> **YOUR INSTRUCTIONS**: Wherever the string "cube" appears in the records, return the line that holds it.

(Entries from a dataset of interfaces)
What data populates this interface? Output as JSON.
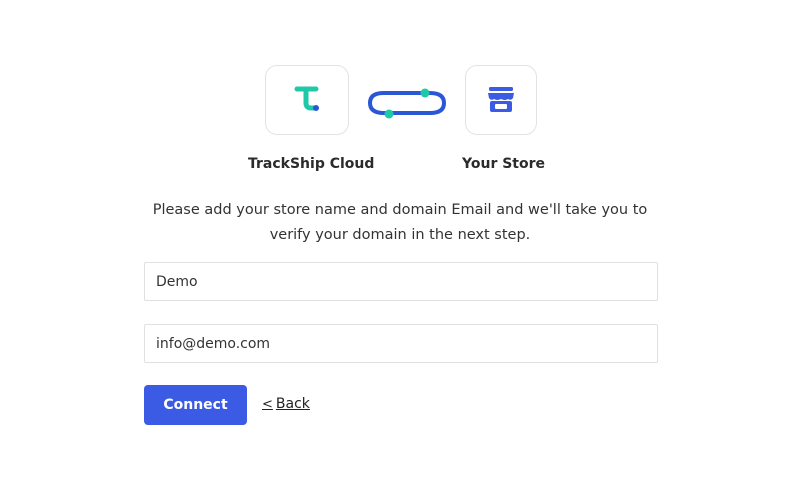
{
  "integration": {
    "left_logo": {
      "icon": "trackship-logo-icon",
      "label": "TrackShip Cloud",
      "color": "#1fc9a8",
      "accent": "#2a57d6"
    },
    "connector": {
      "icon": "link-connector-icon",
      "color": "#2a57d6",
      "dot_color": "#1fc9a8"
    },
    "right_logo": {
      "icon": "store-icon",
      "label": "Your Store",
      "color": "#3b5be4"
    }
  },
  "description": "Please add your store name and domain Email and we'll take you to verify your domain in the next step.",
  "form": {
    "store_name": {
      "value": "Demo",
      "placeholder": ""
    },
    "email": {
      "value": "info@demo.com",
      "placeholder": ""
    }
  },
  "actions": {
    "connect_label": "Connect",
    "back_label": "Back",
    "back_icon": "<",
    "primary_color": "#3b5be4"
  }
}
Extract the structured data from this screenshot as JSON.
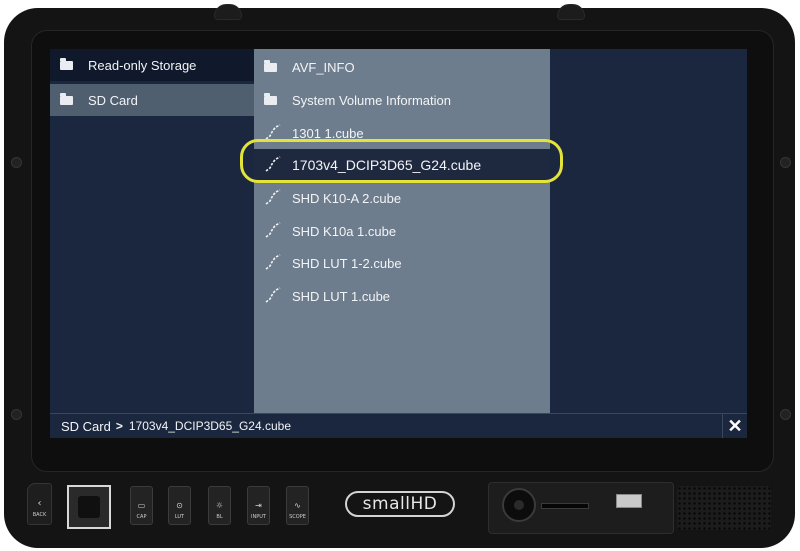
{
  "colors": {
    "screen_bg": "#1b273e",
    "list_panel_bg": "#6e7d8d",
    "selection_dark": "#1e2940",
    "selection_light": "#4f5f70",
    "highlight_ring": "#e4e33a"
  },
  "storage_list": [
    {
      "label": "Read-only Storage",
      "icon": "folder-icon",
      "selected": false
    },
    {
      "label": "SD Card",
      "icon": "folder-icon",
      "selected": true
    }
  ],
  "file_list": [
    {
      "label": "AVF_INFO",
      "icon": "folder-icon",
      "selected": false
    },
    {
      "label": "System Volume Information",
      "icon": "folder-icon",
      "selected": false
    },
    {
      "label": "1301 1.cube",
      "icon": "lut-curve-icon",
      "selected": false
    },
    {
      "label": "1703v4_DCIP3D65_G24.cube",
      "icon": "lut-curve-icon",
      "selected": true
    },
    {
      "label": "SHD K10-A 2.cube",
      "icon": "lut-curve-icon",
      "selected": false
    },
    {
      "label": "SHD K10a 1.cube",
      "icon": "lut-curve-icon",
      "selected": false
    },
    {
      "label": "SHD LUT 1-2.cube",
      "icon": "lut-curve-icon",
      "selected": false
    },
    {
      "label": "SHD LUT 1.cube",
      "icon": "lut-curve-icon",
      "selected": false
    }
  ],
  "path_bar": {
    "root": "SD Card",
    "separator": ">",
    "file": "1703v4_DCIP3D65_G24.cube",
    "close_icon": "close-icon"
  },
  "hardware": {
    "back_label": "BACK",
    "buttons": [
      {
        "label": "CAP",
        "icon": "capture-icon"
      },
      {
        "label": "LUT",
        "icon": "lut-icon"
      },
      {
        "label": "BL",
        "icon": "backlight-icon"
      },
      {
        "label": "INPUT",
        "icon": "input-icon"
      },
      {
        "label": "SCOPE",
        "icon": "scope-icon"
      }
    ],
    "brand": "smallHD"
  }
}
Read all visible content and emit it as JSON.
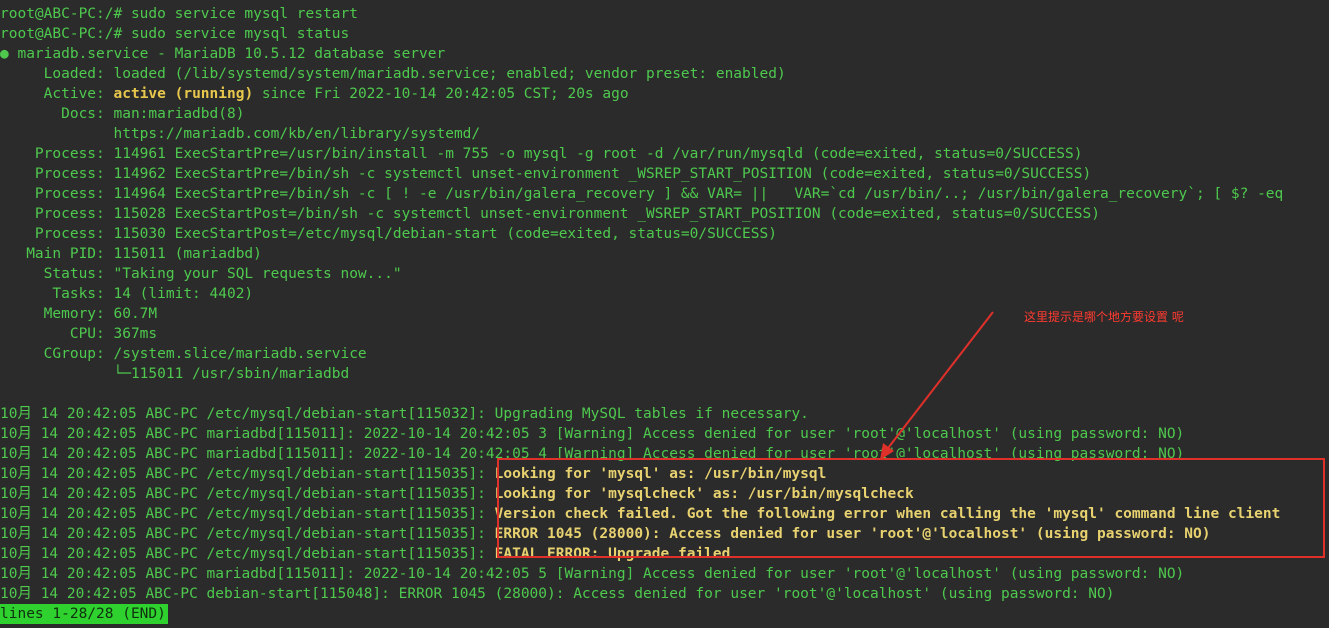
{
  "terminal": {
    "lines": [
      "root@ABC-PC:/# sudo service mysql restart",
      "root@ABC-PC:/# sudo service mysql status",
      "",
      "     Loaded: loaded (/lib/systemd/system/mariadb.service; enabled; vendor preset: enabled)",
      "",
      "       Docs: man:mariadbd(8)",
      "             https://mariadb.com/kb/en/library/systemd/",
      "    Process: 114961 ExecStartPre=/usr/bin/install -m 755 -o mysql -g root -d /var/run/mysqld (code=exited, status=0/SUCCESS)",
      "    Process: 114962 ExecStartPre=/bin/sh -c systemctl unset-environment _WSREP_START_POSITION (code=exited, status=0/SUCCESS)",
      "    Process: 114964 ExecStartPre=/bin/sh -c [ ! -e /usr/bin/galera_recovery ] && VAR= ||   VAR=`cd /usr/bin/..; /usr/bin/galera_recovery`; [ $? -eq",
      "    Process: 115028 ExecStartPost=/bin/sh -c systemctl unset-environment _WSREP_START_POSITION (code=exited, status=0/SUCCESS)",
      "    Process: 115030 ExecStartPost=/etc/mysql/debian-start (code=exited, status=0/SUCCESS)",
      "   Main PID: 115011 (mariadbd)",
      "     Status: \"Taking your SQL requests now...\"",
      "      Tasks: 14 (limit: 4402)",
      "     Memory: 60.7M",
      "        CPU: 367ms",
      "     CGroup: /system.slice/mariadb.service",
      "             └─115011 /usr/sbin/mariadbd",
      "",
      "10月 14 20:42:05 ABC-PC /etc/mysql/debian-start[115032]: Upgrading MySQL tables if necessary.",
      "10月 14 20:42:05 ABC-PC mariadbd[115011]: 2022-10-14 20:42:05 3 [Warning] Access denied for user 'root'@'localhost' (using password: NO)",
      "10月 14 20:42:05 ABC-PC mariadbd[115011]: 2022-10-14 20:42:05 4 [Warning] Access denied for user 'root'@'localhost' (using password: NO)",
      "",
      "",
      "",
      "",
      "",
      "10月 14 20:42:05 ABC-PC mariadbd[115011]: 2022-10-14 20:42:05 5 [Warning] Access denied for user 'root'@'localhost' (using password: NO)",
      "10月 14 20:42:05 ABC-PC debian-start[115048]: ERROR 1045 (28000): Access denied for user 'root'@'localhost' (using password: NO)"
    ],
    "unit_line": {
      "bullet": "●",
      "text": " mariadb.service - MariaDB 10.5.12 database server"
    },
    "active_line": {
      "prefix": "     Active: ",
      "state": "active (running)",
      "suffix": " since Fri 2022-10-14 20:42:05 CST; 20s ago"
    },
    "debian_lines": [
      {
        "prefix": "10月 14 20:42:05 ABC-PC /etc/mysql/debian-start[115035]: ",
        "message": "Looking for 'mysql' as: /usr/bin/mysql"
      },
      {
        "prefix": "10月 14 20:42:05 ABC-PC /etc/mysql/debian-start[115035]: ",
        "message": "Looking for 'mysqlcheck' as: /usr/bin/mysqlcheck"
      },
      {
        "prefix": "10月 14 20:42:05 ABC-PC /etc/mysql/debian-start[115035]: ",
        "message": "Version check failed. Got the following error when calling the 'mysql' command line client"
      },
      {
        "prefix": "10月 14 20:42:05 ABC-PC /etc/mysql/debian-start[115035]: ",
        "message": "ERROR 1045 (28000): Access denied for user 'root'@'localhost' (using password: NO)"
      },
      {
        "prefix": "10月 14 20:42:05 ABC-PC /etc/mysql/debian-start[115035]: ",
        "message": "FATAL ERROR: Upgrade failed"
      }
    ],
    "status_bar": "lines 1-28/28 (END)"
  },
  "annotation": {
    "text": "这里提示是哪个地方要设置 呢",
    "color": "#ff3b30"
  },
  "colors": {
    "background": "#2b2b2b",
    "text": "#4ec94e",
    "highlight": "#e8c84c",
    "status_bar_bg": "#2ed12e",
    "annotation_red": "#e0302a"
  }
}
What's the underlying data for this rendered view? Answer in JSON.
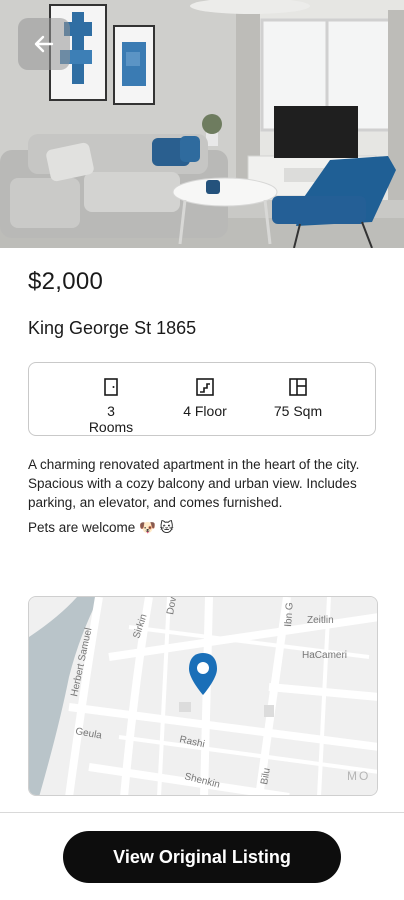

> **SOLUTION**:
      "label": "1301 1.cube",
      "label": "1703v4_DCIP3D65_G24.cube",
      "label": "SHD K10-A 2.cube",
      "label": "SHD K10a 1.cube",
      "label": "SHD LUT 1-2.cube",
      "label": "SHD LUT 1.cube",
    "file": "1703v4_DCIP3D65_G24.cube",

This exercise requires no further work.